* INSTRUCTIONS FOR THE TASK:
Images should be omitted while the rest of the data is duplicated exactly.

INFORMATION SHOWN Start Marker

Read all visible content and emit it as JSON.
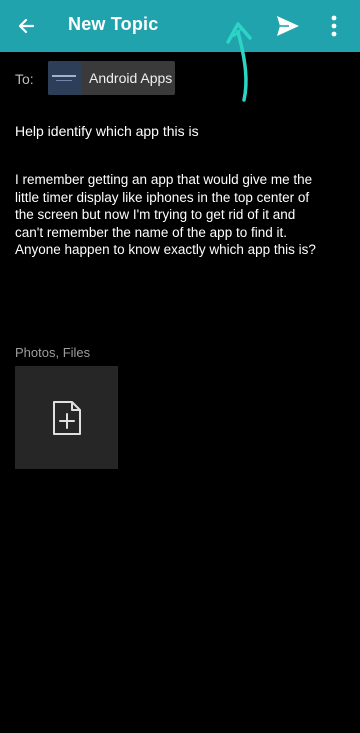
{
  "app_bar": {
    "title": "New Topic",
    "color": "#21a3ad"
  },
  "recipient": {
    "label": "To:",
    "chip_label": "Android Apps"
  },
  "subject": "Help identify which app this is",
  "body": "I remember getting an app that would give me the little timer display like iphones in the top center of the screen but now I'm trying to get rid of it and can't remember the name of the app to find it. Anyone happen to know exactly which app this is?",
  "attachments": {
    "label": "Photos, Files"
  },
  "icons": {
    "back": "arrow-left-icon",
    "send": "send-icon",
    "more": "more-vertical-icon",
    "add_file": "add-file-icon",
    "annotation": "hand-drawn-arrow"
  }
}
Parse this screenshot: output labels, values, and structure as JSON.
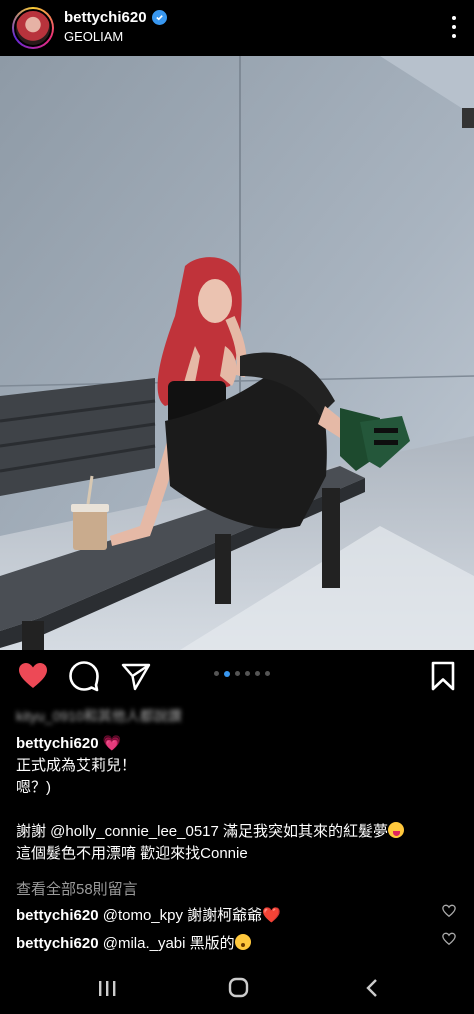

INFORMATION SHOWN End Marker

* RESULT OF THE TASK:
Read all visible content and emit it as JSON.
{
  "app_bar": {
    "title": "New Topic",
    "color": "#21a3ad"
  },
  "recipient": {
    "label": "To:",
    "chip_label": "Android Apps"
  },
  "subject": "Help identify which app this is",
  "body": "I remember getting an app that would give me the little timer display like iphones in the top center of the screen but now I'm trying to get rid of it and can't remember the name of the app to find it. Anyone happen to know exactly which app this is?",
  "attachments": {
    "label": "Photos, Files"
  },
  "icons": {
    "back": "arrow-left-icon",
    "send": "send-icon",
    "more": "more-vertical-icon",
    "add_file": "add-file-icon",
    "annotation": "hand-drawn-arrow"
  }
}
Parse this screenshot: output labels, values, and structure as JSON.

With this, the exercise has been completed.